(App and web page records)

▬▬▬▬▬▬▬▬▬▬

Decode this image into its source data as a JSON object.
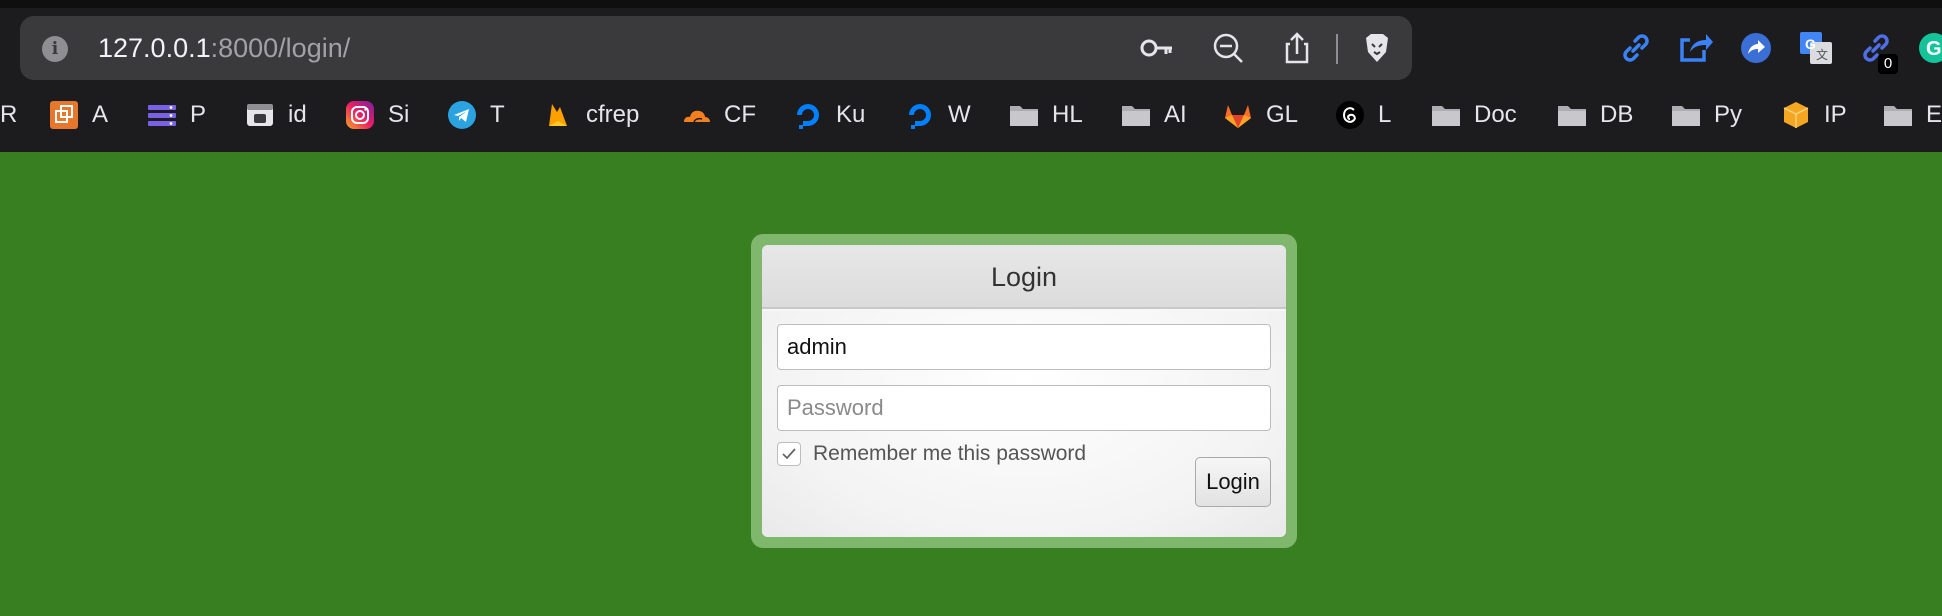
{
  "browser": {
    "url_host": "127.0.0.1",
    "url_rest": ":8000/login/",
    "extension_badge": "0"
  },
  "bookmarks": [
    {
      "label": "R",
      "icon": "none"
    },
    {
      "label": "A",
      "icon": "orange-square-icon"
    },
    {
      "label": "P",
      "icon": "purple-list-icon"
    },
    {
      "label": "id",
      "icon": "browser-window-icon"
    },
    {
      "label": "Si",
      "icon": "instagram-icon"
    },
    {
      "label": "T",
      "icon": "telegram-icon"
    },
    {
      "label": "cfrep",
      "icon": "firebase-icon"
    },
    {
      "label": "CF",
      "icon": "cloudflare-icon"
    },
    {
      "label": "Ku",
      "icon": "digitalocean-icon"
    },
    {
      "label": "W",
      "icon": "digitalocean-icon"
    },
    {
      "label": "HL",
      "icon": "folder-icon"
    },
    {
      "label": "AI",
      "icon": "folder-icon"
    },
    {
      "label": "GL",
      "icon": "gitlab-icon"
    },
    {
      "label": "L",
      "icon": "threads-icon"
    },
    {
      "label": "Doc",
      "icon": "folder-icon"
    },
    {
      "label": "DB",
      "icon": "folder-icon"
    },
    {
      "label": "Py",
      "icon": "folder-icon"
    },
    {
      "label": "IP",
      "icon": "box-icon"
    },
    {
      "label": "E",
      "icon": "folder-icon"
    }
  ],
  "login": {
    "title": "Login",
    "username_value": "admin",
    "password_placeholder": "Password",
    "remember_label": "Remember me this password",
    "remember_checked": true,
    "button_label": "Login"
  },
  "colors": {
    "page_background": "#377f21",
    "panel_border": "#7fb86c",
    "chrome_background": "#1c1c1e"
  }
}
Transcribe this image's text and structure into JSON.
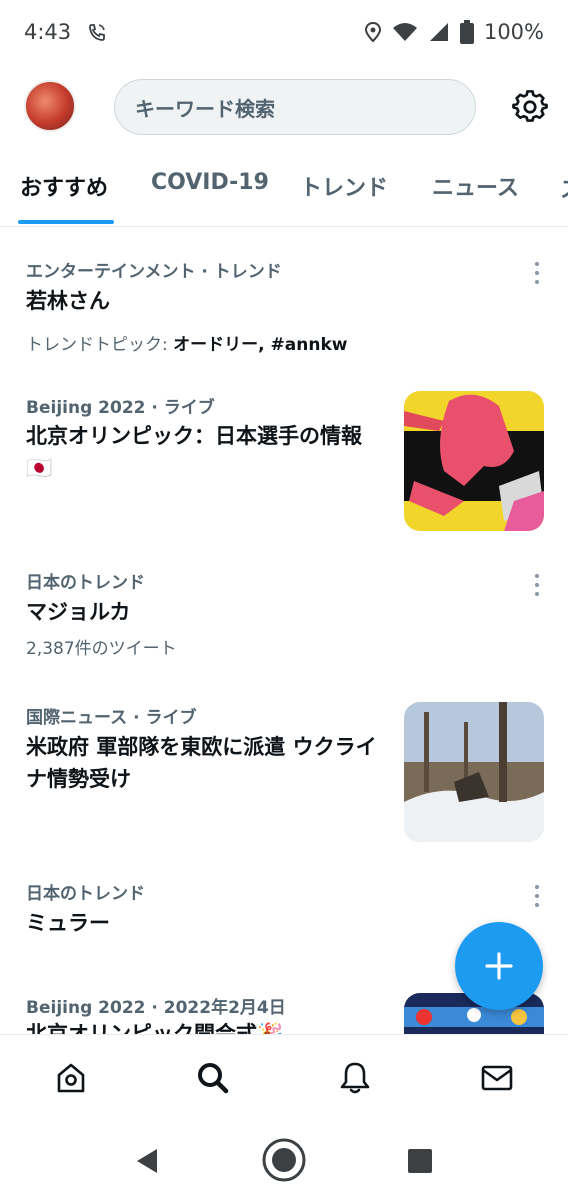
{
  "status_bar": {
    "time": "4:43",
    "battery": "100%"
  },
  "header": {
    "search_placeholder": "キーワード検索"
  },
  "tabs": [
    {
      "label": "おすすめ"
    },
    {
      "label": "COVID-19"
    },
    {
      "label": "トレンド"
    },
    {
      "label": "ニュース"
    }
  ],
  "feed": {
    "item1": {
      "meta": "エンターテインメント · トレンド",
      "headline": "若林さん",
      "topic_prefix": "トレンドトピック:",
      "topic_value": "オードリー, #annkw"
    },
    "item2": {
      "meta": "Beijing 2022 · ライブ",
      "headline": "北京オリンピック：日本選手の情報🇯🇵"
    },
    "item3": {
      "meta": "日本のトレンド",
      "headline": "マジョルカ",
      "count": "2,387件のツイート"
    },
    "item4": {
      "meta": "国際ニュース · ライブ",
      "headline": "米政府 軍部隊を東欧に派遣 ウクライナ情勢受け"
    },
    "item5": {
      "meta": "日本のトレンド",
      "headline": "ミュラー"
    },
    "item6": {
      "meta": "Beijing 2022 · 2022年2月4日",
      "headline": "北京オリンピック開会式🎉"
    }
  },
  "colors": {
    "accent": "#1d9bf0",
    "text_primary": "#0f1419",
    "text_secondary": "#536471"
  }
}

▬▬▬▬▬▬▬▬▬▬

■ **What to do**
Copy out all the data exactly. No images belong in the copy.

■ **Response area**
Decode this image into its source data as a JSON object.
{
  "browser": {
    "url_host": "127.0.0.1",
    "url_rest": ":8000/login/",
    "extension_badge": "0"
  },
  "bookmarks": [
    {
      "label": "R",
      "icon": "none"
    },
    {
      "label": "A",
      "icon": "orange-square-icon"
    },
    {
      "label": "P",
      "icon": "purple-list-icon"
    },
    {
      "label": "id",
      "icon": "browser-window-icon"
    },
    {
      "label": "Si",
      "icon": "instagram-icon"
    },
    {
      "label": "T",
      "icon": "telegram-icon"
    },
    {
      "label": "cfrep",
      "icon": "firebase-icon"
    },
    {
      "label": "CF",
      "icon": "cloudflare-icon"
    },
    {
      "label": "Ku",
      "icon": "digitalocean-icon"
    },
    {
      "label": "W",
      "icon": "digitalocean-icon"
    },
    {
      "label": "HL",
      "icon": "folder-icon"
    },
    {
      "label": "AI",
      "icon": "folder-icon"
    },
    {
      "label": "GL",
      "icon": "gitlab-icon"
    },
    {
      "label": "L",
      "icon": "threads-icon"
    },
    {
      "label": "Doc",
      "icon": "folder-icon"
    },
    {
      "label": "DB",
      "icon": "folder-icon"
    },
    {
      "label": "Py",
      "icon": "folder-icon"
    },
    {
      "label": "IP",
      "icon": "box-icon"
    },
    {
      "label": "E",
      "icon": "folder-icon"
    }
  ],
  "login": {
    "title": "Login",
    "username_value": "admin",
    "password_placeholder": "Password",
    "remember_label": "Remember me this password",
    "remember_checked": true,
    "button_label": "Login"
  },
  "colors": {
    "page_background": "#377f21",
    "panel_border": "#7fb86c",
    "chrome_background": "#1c1c1e"
  }
}
Transcribe this image's text and structure into JSON.
{
  "status_bar": {
    "time": "4:43",
    "battery": "100%"
  },
  "header": {
    "search_placeholder": "キーワード検索"
  },
  "tabs": [
    {
      "label": "おすすめ"
    },
    {
      "label": "COVID-19"
    },
    {
      "label": "トレンド"
    },
    {
      "label": "ニュース"
    }
  ],
  "feed": {
    "item1": {
      "meta": "エンターテインメント · トレンド",
      "headline": "若林さん",
      "topic_prefix": "トレンドトピック:",
      "topic_value": "オードリー, #annkw"
    },
    "item2": {
      "meta": "Beijing 2022 · ライブ",
      "headline": "北京オリンピック：日本選手の情報🇯🇵"
    },
    "item3": {
      "meta": "日本のトレンド",
      "headline": "マジョルカ",
      "count": "2,387件のツイート"
    },
    "item4": {
      "meta": "国際ニュース · ライブ",
      "headline": "米政府 軍部隊を東欧に派遣 ウクライナ情勢受け"
    },
    "item5": {
      "meta": "日本のトレンド",
      "headline": "ミュラー"
    },
    "item6": {
      "meta": "Beijing 2022 · 2022年2月4日",
      "headline": "北京オリンピック開会式🎉"
    }
  },
  "colors": {
    "accent": "#1d9bf0",
    "text_primary": "#0f1419",
    "text_secondary": "#536471"
  }
}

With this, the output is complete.